(Records drawn from a dataset):
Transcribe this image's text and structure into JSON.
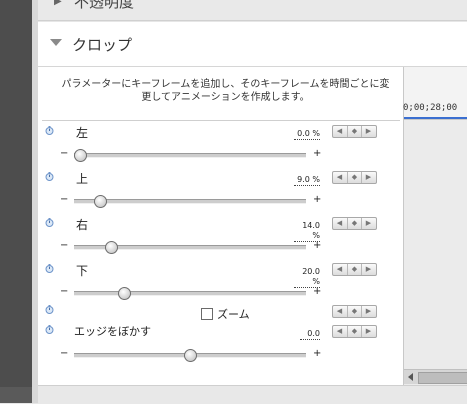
{
  "sections": {
    "opacity_title": "不透明度",
    "crop_title": "クロップ"
  },
  "info_text": "パラメーターにキーフレームを追加し、そのキーフレームを時間ごとに変更してアニメーションを作成します。",
  "params": [
    {
      "label": "左",
      "value": "0.0 %",
      "level_fraction": 0.0
    },
    {
      "label": "上",
      "value": "9.0 %",
      "level_fraction": 0.09
    },
    {
      "label": "右",
      "value": "14.0 %",
      "level_fraction": 0.14
    },
    {
      "label": "下",
      "value": "20.0 %",
      "level_fraction": 0.2
    }
  ],
  "zoom_label": "ズーム",
  "feather": {
    "label": "エッジをぼかす",
    "value": "0.0",
    "level_fraction": 0.5
  },
  "slider_minus": "−",
  "slider_plus": "+",
  "keyframe_buttons": {
    "prev": "◀",
    "add": "◆",
    "next": "▶"
  },
  "timeline": {
    "timecode": "0;00;28;00"
  },
  "colors": {
    "timeline_marker": "#3b6fd0",
    "panel_bg": "#ffffff"
  }
}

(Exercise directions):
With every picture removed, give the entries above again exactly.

(Worked solution):
Transcribe this image's text and structure into JSON.
{
  "sections": {
    "opacity_title": "不透明度",
    "crop_title": "クロップ"
  },
  "info_text": "パラメーターにキーフレームを追加し、そのキーフレームを時間ごとに変更してアニメーションを作成します。",
  "params": [
    {
      "label": "左",
      "value": "0.0 %",
      "level_fraction": 0.0
    },
    {
      "label": "上",
      "value": "9.0 %",
      "level_fraction": 0.09
    },
    {
      "label": "右",
      "value": "14.0 %",
      "level_fraction": 0.14
    },
    {
      "label": "下",
      "value": "20.0 %",
      "level_fraction": 0.2
    }
  ],
  "zoom_label": "ズーム",
  "feather": {
    "label": "エッジをぼかす",
    "value": "0.0",
    "level_fraction": 0.5
  },
  "slider_minus": "−",
  "slider_plus": "+",
  "keyframe_buttons": {
    "prev": "◀",
    "add": "◆",
    "next": "▶"
  },
  "timeline": {
    "timecode": "0;00;28;00"
  },
  "colors": {
    "timeline_marker": "#3b6fd0",
    "panel_bg": "#ffffff"
  }
}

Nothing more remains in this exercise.